As part of her Let Girls Learn initiative, Michelle Obama has gone to the Middle East to speak at a global conference on education in Qatar. She previewed what she’s going to talk about in an article in The Atlantic – and she’s not pulling any punches. FLOTUS begins by acknowledging the importance of things like scholarships, transportation, etc. But then she gets down to the heart of the matter when it comes to the challenges facing girls.

But while these investments are absolutely necessary to solve our girls’ education problem, they are simply not sufficient. Scholarships, bathrooms, and safe transportation will only go so far if societies still view menstruation as shameful and shun menstruating girls. Or if they fail to punish rapists and reject survivors of rape as “damaged goods.” Or if they provide few opportunities for women to join the workforce and support their families, so that it’s simply not financially viable for parents struggling with poverty to send their daughters to school.

In other words, we cannot address our girls’ education crisis until we address the broader cultural beliefs and practices that can help cause and perpetuate this crisis. And that is precisely the message I intend to deliver this week when I travel to the Middle East…I’ll be urging countries around the world to both make new investments in girls’ education and challenge laws and practices that silence, demean, and brutalize women—from female genital mutilation and cutting, to forced child marriage, to laws that allow marital rape and disadvantage women in the workplace.

While we’ve made strides on these cultural issues here in the United States (as the First Lady acknowledges), it was my experience growing up that the shame of silence around things like menstruation made it deeply difficult to traverse the challenges they represent to girls. So while I’m sure that speaking so openly about them will ignite backlash in certain quarters, the fact that Michelle Obama is willing to do so is a powerful step in the right direction.

What has sometimes hobbled our efforts to address these issues openly has been the misguided notion that tolerance for different cultures means tolerance for the abuse of women and girls. That’s why the words of a previous FLOTUS – Hillary Clinton – were so important 20 years ago.
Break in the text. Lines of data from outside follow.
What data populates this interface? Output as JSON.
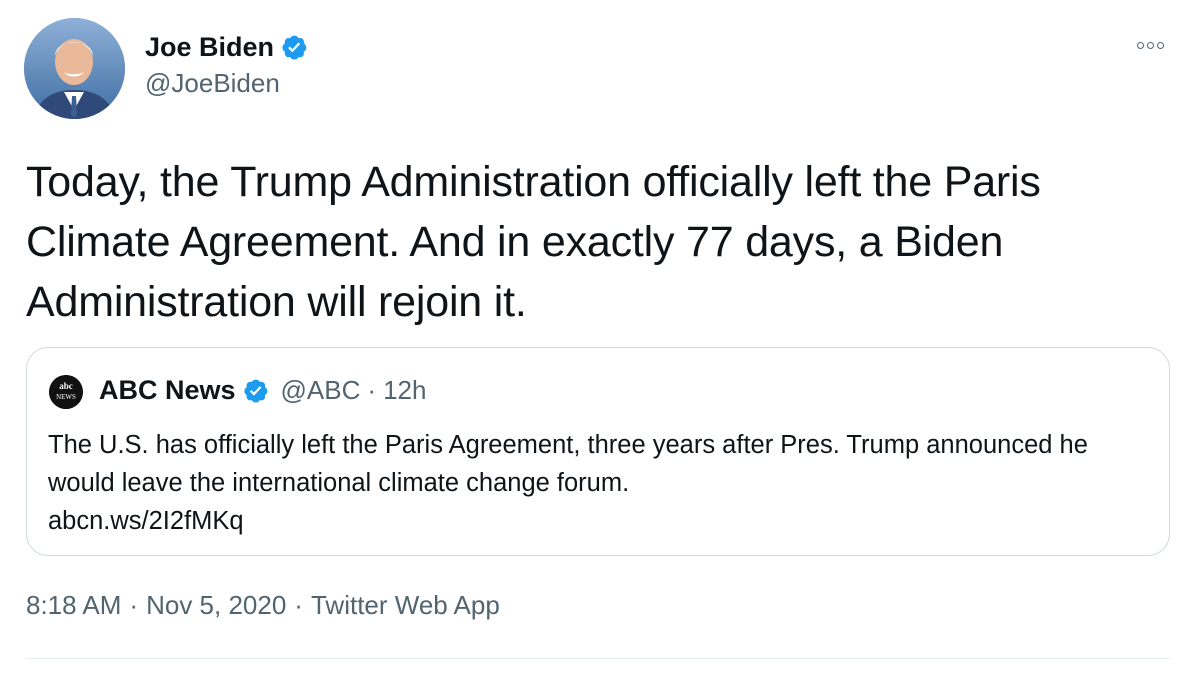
{
  "author": {
    "name": "Joe Biden",
    "handle": "@JoeBiden",
    "verified": true
  },
  "tweet": {
    "text": "Today, the Trump Administration officially left the Paris Climate Agreement. And in exactly 77 days, a Biden Administration will rejoin it."
  },
  "quoted": {
    "name": "ABC News",
    "handle": "@ABC",
    "separator": "·",
    "time": "12h",
    "avatar_text": "abc NEWS",
    "text": "The U.S. has officially left the Paris Agreement, three years after Pres. Trump announced he would leave the international climate change forum.",
    "link": "abcn.ws/2I2fMKq",
    "verified": true
  },
  "meta": {
    "time": "8:18 AM",
    "separator": "·",
    "date": "Nov 5, 2020",
    "app": "Twitter Web App"
  },
  "colors": {
    "verified_badge": "#1d9bf0",
    "secondary_text": "#536471",
    "primary_text": "#0f1419",
    "border": "#cfd9de"
  },
  "icons": {
    "more": "more-options-icon",
    "verified": "verified-badge-icon"
  }
}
Tragically, women are most often the ones whose human rights are violated. Even now, in the late 20th century, the rape of women continues to be used as an instrument of armed conflict. Women and children make up a large majority of the world’s refugees. And when women are excluded from the political process, they become even more vulnerable to abuse. I believe that now, on the eve of a new millennium, it is time to break the silence. It is time for us to say here in Beijing, and for the world to hear, that it is no longer acceptable to discuss women’s rights as separate from human rights.

As I’ve noted before, the empowerment of women and girls has a powerful effect on any country.

“In fact, the very best predictor of a state’s peacefulness is not its level of wealth, its level of democracy, or its ethno-religious identity; the best predictor of a state’s peacefulness is how well its women are treated,” [Valerie] Hudson wrote in a piece for Foreign Policy.

Michelle Obama takes it one step further.

But ultimately, for me, this issue isn’t just about politics or economics—for me, this is a moral issue. As I’ve traveled the world, I have met so many of these girls. I’ve seen firsthand that every single one of them has the spark of something extraordinary inside of them, and they are so hungry to realize their promise. They walk for hours each day to school, learning at rickety desks in bare concrete classrooms. They study for hours each night, holding tight to their hopes for the future, even in the face of heartbreaking odds.

These girls are no different from my daughters or any of our daughters. And we should never have to accept our girls having their bodies mutilated or being married off to grown men as teenagers, confined to lives of dependence and abuse. We should never have to raise them in societies that silence their voices and snuff out their dreams. None of us here in the U.S. would accept this for our own daughters and granddaughters, so why would we accept it for any girl on our planet?

In other words, she’s asking us to expand our moral imagination beyond our own families, community and national borders. But ultimately, if we envision a more peaceful world, it is in our own interest to heed her call.

Nancy LeTourneau

Follow Nancy on Twitter @Smartypants60.